Rice mentioned three reasons why the United States is currently unable to carry out a military operation against Iran: the wish to solve the crisis through peaceful means; concern that a military strike will be ineffective - that it would fail to completely destroy Iran's nuclear capabilities; and the lack of precise intelligence on the targets' locations.
U.S. President George W. Bush and President Jacques Chirac of France met several weeks ago. Bush told his French counterpart that the possibility that Israel would carry out a strike against Iran's nuclear installations should not be ruled out.
Bush also said that if such an attack were to take place, he would understand it.

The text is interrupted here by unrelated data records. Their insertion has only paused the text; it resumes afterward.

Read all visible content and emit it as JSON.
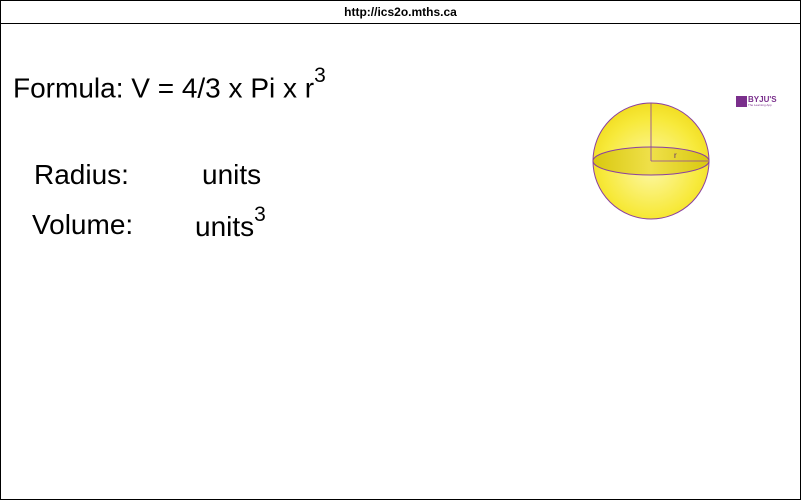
{
  "window": {
    "url": "http://ics2o.mths.ca"
  },
  "formula": {
    "text": "Formula: V = 4/3 x Pi x r",
    "exponent": "3"
  },
  "radius": {
    "label": "Radius:",
    "units": "units"
  },
  "volume": {
    "label": "Volume:",
    "units": "units",
    "units_exponent": "3"
  },
  "figure": {
    "radius_label": "r",
    "fill_color": "#f7e93a",
    "outline_color": "#8a3fa0"
  },
  "logo": {
    "text": "BYJU'S",
    "subtext": "The Learning App"
  }
}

According to the French official, such a strike would at best delay the completion of Iran's nuclear program by two years.

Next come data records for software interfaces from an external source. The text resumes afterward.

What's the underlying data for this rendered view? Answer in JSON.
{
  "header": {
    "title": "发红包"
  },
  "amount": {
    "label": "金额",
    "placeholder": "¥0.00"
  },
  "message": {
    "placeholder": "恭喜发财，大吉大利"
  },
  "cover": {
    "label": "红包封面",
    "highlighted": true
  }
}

The attack would also result in Iran cancelling its membership in the Nuclear Non-Proliferation Treaty, cause a great deal of agitation in the Arab world, lead to a rise in oil prices, and could result in a major Iranian military response that would not target Israel alone."
"Conventional wisdom tacitly assumes that the worst that can happen in Iraq is a continuation of the current low-level civil war, resulting in the loss of thousands of Iraqi lives and dozens of U.S. soldiers each month. But as bad as that is, it's worth keeping in mind that the American occupation has actually made the Iraqi situation worse every single year since it began, and will probably continue to make things worse as long as we're there. And the worse the violence, the worse the Iraqi theocracy that eventually takes root in its wake is likely to be.
But that's not all. The dynamics of violence are nonlinear in the extreme, and the odds of an Archduke Ferdinand moment continue to rise inexorably as our occupation continues to make things ever worse and ever more unstable. A year from now, we could end up in the middle of a full-blown civil war costing a thousand American lives a month. We could end up taking sides in a shooting war against Turkey, a NATO ally. We could end up fighting off an armed invasion from Iran. We could end up on the receiving of an oil embargo led by Saudi Arabia. Who knows?"
* someone's preznit speaks:
"A whole society is a society which welcomes basic freedoms, and there's no more basic freedom than the basic -- the freedom to worship as you see fit."
* Larisa has new digs. her first post is about Sy Hersh's latest - larisa adds:
"The question is obviously not answered completely by anyone with whom Hersh spoke, but the implication of a Sec-Def Gates as independent of the Vice Presidency is once again blown to shreds.
Obviously the nexus of strange findings in Iran (such as the Plutonium recently mentioned), and reports about trumping up Iran's threat (such as the Congo Uranium purchase), as well as the creation of the Iranian Directorate, among many other factors, would suggest that the United States is spending a whole lot of time preparing for something. The question is what?'
* atrios enters the great religious debate:
"So, yes, lots of religious people believe that they've found the one true path to eternal salvation and everyone who doesn't share that view is going to hell forever. This might seem like a rather abhorrent and morally vacuous view of the universe, but it isn't a fringe view. Lots of people believe it. According to this poll, 24% of Americans who believe in the existence of Heaven think that only Christians can get to Heaven."
* tas has left the building.